Sleep apnea keeps me from getting into a deep sleep. So, let's say sleep is like a swimming pool. Your body needs to get down deep in the deep end to get fully rested and stay there. So if it lingers about seven feet deep in the deep end, that's perfect. Now, sometimes you are kind of just floating around under the surface and that's when you can easily come up for air. But that's when you're first falling asleep. After a while, your body gets down into some deep sleep, down in the seven-foot-deep part of the pool.

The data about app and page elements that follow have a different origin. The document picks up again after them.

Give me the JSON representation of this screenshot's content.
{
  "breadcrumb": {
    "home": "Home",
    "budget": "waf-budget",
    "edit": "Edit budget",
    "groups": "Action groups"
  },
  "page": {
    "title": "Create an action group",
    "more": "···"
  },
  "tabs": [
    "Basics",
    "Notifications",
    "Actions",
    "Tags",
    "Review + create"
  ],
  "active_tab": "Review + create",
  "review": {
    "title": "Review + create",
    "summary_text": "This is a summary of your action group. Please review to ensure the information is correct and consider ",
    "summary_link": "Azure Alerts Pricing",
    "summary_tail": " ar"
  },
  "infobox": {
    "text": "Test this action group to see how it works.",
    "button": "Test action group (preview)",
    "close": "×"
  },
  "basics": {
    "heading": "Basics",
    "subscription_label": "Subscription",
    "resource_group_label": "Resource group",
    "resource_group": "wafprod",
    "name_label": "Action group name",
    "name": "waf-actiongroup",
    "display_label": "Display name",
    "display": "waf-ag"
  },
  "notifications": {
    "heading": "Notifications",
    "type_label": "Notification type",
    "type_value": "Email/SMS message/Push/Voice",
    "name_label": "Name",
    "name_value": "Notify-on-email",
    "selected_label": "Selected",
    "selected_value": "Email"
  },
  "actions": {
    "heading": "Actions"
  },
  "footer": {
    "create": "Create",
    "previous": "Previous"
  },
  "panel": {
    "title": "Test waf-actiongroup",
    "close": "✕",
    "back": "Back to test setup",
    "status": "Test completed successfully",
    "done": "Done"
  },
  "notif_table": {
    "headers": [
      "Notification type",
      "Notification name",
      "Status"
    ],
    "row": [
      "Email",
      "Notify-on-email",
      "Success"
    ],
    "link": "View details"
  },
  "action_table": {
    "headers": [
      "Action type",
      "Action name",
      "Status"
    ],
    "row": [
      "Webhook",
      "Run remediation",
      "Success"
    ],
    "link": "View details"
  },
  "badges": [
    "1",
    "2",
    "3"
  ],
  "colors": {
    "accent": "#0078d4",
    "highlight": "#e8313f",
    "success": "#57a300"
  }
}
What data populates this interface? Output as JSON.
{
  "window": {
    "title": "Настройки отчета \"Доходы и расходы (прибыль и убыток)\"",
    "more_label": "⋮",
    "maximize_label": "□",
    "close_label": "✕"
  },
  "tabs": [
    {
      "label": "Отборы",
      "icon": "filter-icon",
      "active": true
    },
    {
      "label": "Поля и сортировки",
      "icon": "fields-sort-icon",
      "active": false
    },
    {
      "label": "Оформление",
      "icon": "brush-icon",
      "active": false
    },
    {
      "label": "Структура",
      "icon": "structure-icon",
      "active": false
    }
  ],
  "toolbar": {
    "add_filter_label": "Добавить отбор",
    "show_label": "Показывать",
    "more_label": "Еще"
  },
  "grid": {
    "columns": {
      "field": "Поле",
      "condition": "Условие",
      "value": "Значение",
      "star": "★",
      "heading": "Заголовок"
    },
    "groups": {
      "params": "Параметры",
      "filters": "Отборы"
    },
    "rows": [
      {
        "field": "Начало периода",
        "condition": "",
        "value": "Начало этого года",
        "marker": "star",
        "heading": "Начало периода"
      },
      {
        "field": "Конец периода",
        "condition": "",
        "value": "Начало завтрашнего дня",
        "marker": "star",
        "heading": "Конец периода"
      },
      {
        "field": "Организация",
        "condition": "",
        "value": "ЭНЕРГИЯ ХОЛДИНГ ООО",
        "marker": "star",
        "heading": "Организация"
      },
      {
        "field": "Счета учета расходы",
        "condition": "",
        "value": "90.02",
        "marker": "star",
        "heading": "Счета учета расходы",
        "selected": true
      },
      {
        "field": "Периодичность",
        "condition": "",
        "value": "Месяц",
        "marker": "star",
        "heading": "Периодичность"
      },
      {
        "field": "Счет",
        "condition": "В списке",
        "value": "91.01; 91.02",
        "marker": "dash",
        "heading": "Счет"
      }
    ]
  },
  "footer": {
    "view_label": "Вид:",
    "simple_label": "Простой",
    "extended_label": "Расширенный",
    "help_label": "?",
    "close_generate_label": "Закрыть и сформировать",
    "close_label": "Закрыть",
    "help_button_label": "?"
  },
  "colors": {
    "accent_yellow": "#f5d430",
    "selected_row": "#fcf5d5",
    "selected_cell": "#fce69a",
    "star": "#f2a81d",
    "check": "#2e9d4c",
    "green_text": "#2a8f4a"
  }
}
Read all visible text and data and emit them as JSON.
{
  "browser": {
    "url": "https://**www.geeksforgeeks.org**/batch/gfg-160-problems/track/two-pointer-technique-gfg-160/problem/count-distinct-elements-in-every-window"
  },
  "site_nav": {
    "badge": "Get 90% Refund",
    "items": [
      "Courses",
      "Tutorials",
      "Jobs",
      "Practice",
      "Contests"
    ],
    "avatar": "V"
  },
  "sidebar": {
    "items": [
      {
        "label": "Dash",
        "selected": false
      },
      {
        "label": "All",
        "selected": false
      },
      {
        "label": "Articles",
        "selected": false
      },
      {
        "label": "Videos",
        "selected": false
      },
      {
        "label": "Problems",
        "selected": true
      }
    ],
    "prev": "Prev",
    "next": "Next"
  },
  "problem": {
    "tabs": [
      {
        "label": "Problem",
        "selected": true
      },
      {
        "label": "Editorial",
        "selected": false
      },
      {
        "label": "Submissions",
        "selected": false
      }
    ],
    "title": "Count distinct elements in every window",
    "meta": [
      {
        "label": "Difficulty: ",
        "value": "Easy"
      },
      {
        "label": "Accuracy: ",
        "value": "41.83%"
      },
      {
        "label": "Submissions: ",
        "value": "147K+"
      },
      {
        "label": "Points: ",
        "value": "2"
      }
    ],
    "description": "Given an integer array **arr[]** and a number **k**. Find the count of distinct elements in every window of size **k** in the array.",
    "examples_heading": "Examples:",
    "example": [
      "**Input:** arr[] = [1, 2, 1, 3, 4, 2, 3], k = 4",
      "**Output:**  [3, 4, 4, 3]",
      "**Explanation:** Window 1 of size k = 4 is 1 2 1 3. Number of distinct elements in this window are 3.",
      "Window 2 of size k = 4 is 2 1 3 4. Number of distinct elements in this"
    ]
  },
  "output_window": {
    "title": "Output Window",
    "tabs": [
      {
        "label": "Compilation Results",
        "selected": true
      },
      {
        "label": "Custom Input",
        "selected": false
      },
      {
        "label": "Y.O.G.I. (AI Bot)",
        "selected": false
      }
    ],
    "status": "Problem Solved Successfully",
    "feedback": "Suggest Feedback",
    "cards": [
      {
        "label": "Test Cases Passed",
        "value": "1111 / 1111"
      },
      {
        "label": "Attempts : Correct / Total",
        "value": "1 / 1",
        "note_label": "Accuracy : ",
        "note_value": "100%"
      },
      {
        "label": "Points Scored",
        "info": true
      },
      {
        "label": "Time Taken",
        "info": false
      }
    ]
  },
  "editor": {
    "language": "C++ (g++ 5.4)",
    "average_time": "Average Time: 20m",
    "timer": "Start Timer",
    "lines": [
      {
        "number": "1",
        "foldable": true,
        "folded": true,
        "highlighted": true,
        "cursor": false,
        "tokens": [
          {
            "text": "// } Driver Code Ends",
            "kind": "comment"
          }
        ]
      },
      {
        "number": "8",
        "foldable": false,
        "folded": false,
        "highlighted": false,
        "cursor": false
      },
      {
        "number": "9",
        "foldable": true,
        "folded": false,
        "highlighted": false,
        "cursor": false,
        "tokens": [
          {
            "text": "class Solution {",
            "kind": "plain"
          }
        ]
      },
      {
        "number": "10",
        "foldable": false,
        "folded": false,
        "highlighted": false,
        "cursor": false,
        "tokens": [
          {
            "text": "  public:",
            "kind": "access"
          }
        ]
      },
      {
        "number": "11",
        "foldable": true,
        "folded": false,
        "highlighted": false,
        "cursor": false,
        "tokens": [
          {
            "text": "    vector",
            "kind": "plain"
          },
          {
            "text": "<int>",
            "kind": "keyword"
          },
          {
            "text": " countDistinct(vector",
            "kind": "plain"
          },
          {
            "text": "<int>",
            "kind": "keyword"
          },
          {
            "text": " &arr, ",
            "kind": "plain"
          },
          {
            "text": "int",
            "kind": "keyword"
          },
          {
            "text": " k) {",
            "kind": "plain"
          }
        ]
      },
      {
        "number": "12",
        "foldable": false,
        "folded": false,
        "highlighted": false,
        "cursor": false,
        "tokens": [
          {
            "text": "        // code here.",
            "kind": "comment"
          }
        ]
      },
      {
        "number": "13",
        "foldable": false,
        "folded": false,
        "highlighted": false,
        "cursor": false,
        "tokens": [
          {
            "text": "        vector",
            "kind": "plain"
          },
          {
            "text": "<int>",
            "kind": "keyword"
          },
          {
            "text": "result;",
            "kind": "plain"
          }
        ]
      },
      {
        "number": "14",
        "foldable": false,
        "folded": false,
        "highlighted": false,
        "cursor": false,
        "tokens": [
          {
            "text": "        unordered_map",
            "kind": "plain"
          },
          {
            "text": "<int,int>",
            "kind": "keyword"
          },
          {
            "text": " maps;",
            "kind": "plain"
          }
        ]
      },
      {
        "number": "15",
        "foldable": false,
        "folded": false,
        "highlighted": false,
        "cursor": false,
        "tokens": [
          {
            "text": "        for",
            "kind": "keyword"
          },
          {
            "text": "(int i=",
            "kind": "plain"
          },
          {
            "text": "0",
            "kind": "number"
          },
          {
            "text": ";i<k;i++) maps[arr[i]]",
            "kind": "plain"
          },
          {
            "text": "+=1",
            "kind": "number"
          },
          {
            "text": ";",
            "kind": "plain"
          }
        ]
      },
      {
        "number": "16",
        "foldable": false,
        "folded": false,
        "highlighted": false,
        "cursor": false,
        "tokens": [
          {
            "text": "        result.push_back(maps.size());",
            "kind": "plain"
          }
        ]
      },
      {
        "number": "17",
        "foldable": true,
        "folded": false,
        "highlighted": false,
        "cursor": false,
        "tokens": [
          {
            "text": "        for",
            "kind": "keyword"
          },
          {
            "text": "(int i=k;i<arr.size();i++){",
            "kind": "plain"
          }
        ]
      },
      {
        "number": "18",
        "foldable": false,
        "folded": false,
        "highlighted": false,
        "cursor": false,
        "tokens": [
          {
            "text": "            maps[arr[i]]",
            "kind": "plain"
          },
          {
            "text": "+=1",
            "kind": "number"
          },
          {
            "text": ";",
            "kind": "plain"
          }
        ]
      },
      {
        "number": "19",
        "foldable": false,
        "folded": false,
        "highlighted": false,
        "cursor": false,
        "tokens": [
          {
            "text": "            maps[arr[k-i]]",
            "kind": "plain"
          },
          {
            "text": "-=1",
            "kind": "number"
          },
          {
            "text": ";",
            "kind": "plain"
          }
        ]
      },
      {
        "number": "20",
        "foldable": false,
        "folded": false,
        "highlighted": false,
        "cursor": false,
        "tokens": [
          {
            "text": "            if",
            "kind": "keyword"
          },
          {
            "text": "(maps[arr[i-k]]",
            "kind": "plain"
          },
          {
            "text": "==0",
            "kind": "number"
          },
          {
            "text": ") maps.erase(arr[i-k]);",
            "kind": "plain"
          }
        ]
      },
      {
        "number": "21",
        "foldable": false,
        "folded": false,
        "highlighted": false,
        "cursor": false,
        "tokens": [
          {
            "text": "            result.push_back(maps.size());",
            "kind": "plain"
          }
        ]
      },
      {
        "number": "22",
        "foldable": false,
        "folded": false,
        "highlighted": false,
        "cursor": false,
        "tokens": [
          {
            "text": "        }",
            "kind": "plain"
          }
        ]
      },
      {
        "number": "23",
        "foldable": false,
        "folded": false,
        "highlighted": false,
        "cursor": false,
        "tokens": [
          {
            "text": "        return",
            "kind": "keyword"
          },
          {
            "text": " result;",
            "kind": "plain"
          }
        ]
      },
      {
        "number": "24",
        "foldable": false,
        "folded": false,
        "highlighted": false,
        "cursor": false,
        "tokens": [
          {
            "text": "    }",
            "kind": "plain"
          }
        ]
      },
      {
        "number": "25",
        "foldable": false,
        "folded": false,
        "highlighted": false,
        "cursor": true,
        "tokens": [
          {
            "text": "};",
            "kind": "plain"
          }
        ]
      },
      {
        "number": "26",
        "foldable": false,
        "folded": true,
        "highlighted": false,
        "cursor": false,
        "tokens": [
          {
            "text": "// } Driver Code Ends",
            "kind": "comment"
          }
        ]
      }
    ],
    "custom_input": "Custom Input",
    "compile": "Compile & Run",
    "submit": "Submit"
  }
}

Because of my sleep apnea, I don't ever get down into the seven-foot-deep part of the pool. The most I get is maybe a foot or two below the surface. So I'm always near the surface, never allowing my body to get fully rested. And it doesn't matter if I'm in the pool for 7-9 hours, or 12 for that matter, because I'm never going to get full deep rest anyway.

See, my windpipe closes in on itself. And every time this happens, I get jarred awake. Well, not really awake, but that's when I come up close to the surface. My head's still underwater but my hair is sticking out of the pool. Then I start to sink back down underneath when BAM! up I come close to the surface. Whenever my windpipe closes in on itself, I get jarred out of sleep even though I won't remember any of it.

How often does this happen? Well, since I don't have your average run-of-the-mill regular boring old sleep apnea but rather the deluxe model Severe Obstructive Sleep Apnea it happens about once a minute, 60 times and hour, hundreds of times a night.

Could you imagine someone jamming you on the side of your body once a minute, 60 times an hour, hundreds of times a night? How could you possibly get any rest?

I have my sleep study five days away now. I'm looking forward to it and will share the data with everyone. Yesterday I got another piece of the puzzle, which I think is equally as important. I got a new mask. See, to combat sleep apnea, you wear a CPAP, a continuous positive airway pressure machine that constantly blows air down your throat. This keeps the windpipe open and allows your body to sink down to the bottom of the deep end of the pool. It sounds complicated and even uncomfortable but the body adapts. It took me a couple of nights to get used to it.

But my mask was giving me problems before, and my body has changed since I first started using my CPAP. I got the first part down with a new mask. It's the Mirage Activa Nasal Mask; basically it's a mask in the true sense of the word. It has straps along the back, a forehead pad that keeps the mask close to my face, cushioning and padding that keeps the plastic from tearing my face up, and a tube that comes out of the mask that blows air from the machine down my throat.

Sounds like a pleasant night of sleep, doesn't it? (If you ask nicely, I might post a picture of me and my mask)

I'll take that though any of the day of the week to sleepwalking through mornings and afternoons.

Now where's the friggin coffee?


Tattoos and Teething Rings said...

Ugh, that sounds horrible. I'm sleep-deprived because of the baby, but at least I know it won't last. I really feel for you!

Willoughby said...

How did you discover you had sleep apnea in the beginning? I'm curious because my husband wakes up a lot during the night. I'm wondering if he may have it.

L.B. said...

Snoring. And being tired. If you snore a lot and are tired throughout the day, that's a good indicator. And tired like to the point where you fall asleep watching TV at 2 p.m. or 11 a.m.

Like right now, I was in the living room and was dozing in the recliner for about 40 minutes. When i wear my CPAP I don't do that.

Now, I don't snore much anymore so that's not necessarily a giveaway but that was one of the things that told me I had a problem. My snoring got progressively worse, to the point that my wife and I slept in separate beds for several years, from 2000 until 2005, to be honest. She'd been telling me for a long time to go see a doctor.

I had a sleep study done and diagnosed the problem. I think something around eight percent of men have sleep apnea, so it's not that uncommon. If he snores and is sleepy tired in the mornings and afternoons, he may have sleep apnea.